Up to then the existing solutions we were using created huge dumps of single documents of almost every possible format. Searching across documents was not possible and thus the overall usage of the system declined. As a result most of our knowledge was kept isolated in everybody's mind and personal laptop.
While focusing on new concepts of collaboration on the customer side it became clear that we had to renew ourselves on the inside as well. As a consultant company we made quite some experience with several – from our point of view mostly failed or inadequate – approaches for knowledge management, project documentation and communication plattforms.
This lead to some key requirements that had to be solved by a new solution:
one tool for all: the new solution should serve as knowledge base where all informations from projects, ongoing work and internal processes could be found, while providing possibilities for adhoc collaboration to directly support our work with the customers.
platform independence to avoid compatibility problems with clients using different OS
no limitations due to proprietary formats or interfaces
low system and infrastructure requirements to keep costs for licenses and administration low
easy to use: the tool should be part of everybody's daily work without being a time consuming or complicated drag
authorization concept to protect internal or confidential contents
good performance when accessing via remote connection (VPN)
Capability to search across contents and to link corresponding informations
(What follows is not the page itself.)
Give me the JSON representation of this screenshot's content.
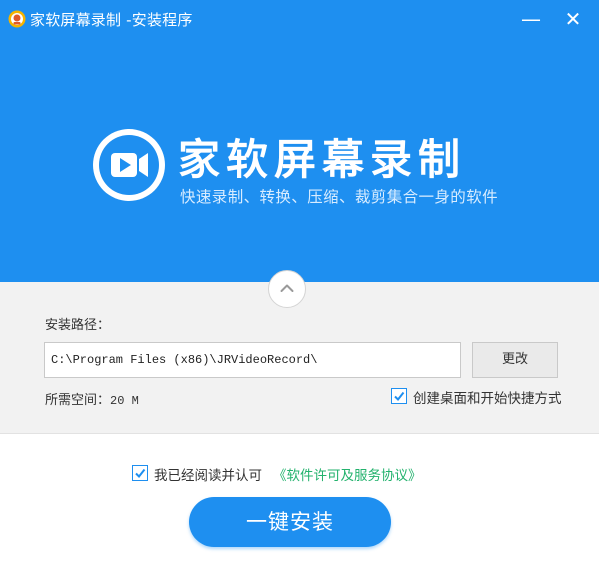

These requirements finally led to a first TWiki test installation on a laptop. While experimenting with the tool and checking out some extensions and plugins we finally decided to setup a server and to start using TWiki for some real work. At first TWiki was used more the classic way: create topics and attach some documents – although not quite the intended use - it was a step in the right direction: at least the content of the documents was now searchable and thus by far more accessible than before and topics could easily be linked to each other. But it did not take long until the tool usage became more intense and people started to think and work rather “topic-oriented” than “document-oriented”. Using functions like the ActionTracker and the notification service has made it easy to keep track on sales process and customer projects. Project teams can now easily share information without sending around emails with attachments creating numerous local copies of documents.
By now – a year after we have started – TWiki has become the central tool in all parts of our company: intranet informations, documentation of customer projects, providing information on new technologies, meeting minutes, etc.
By now the our TWiki installation has reached size of 18 G. Meanwhile we have set up a second server machine with a TWiki test instance for evaluating new plugins, etc.
TWiki has proven to be a stable and easy to use tool and today also our customers are becoming interested in Twiki as a collaboration platform.
-- MichaelGulitz - 2010-02-25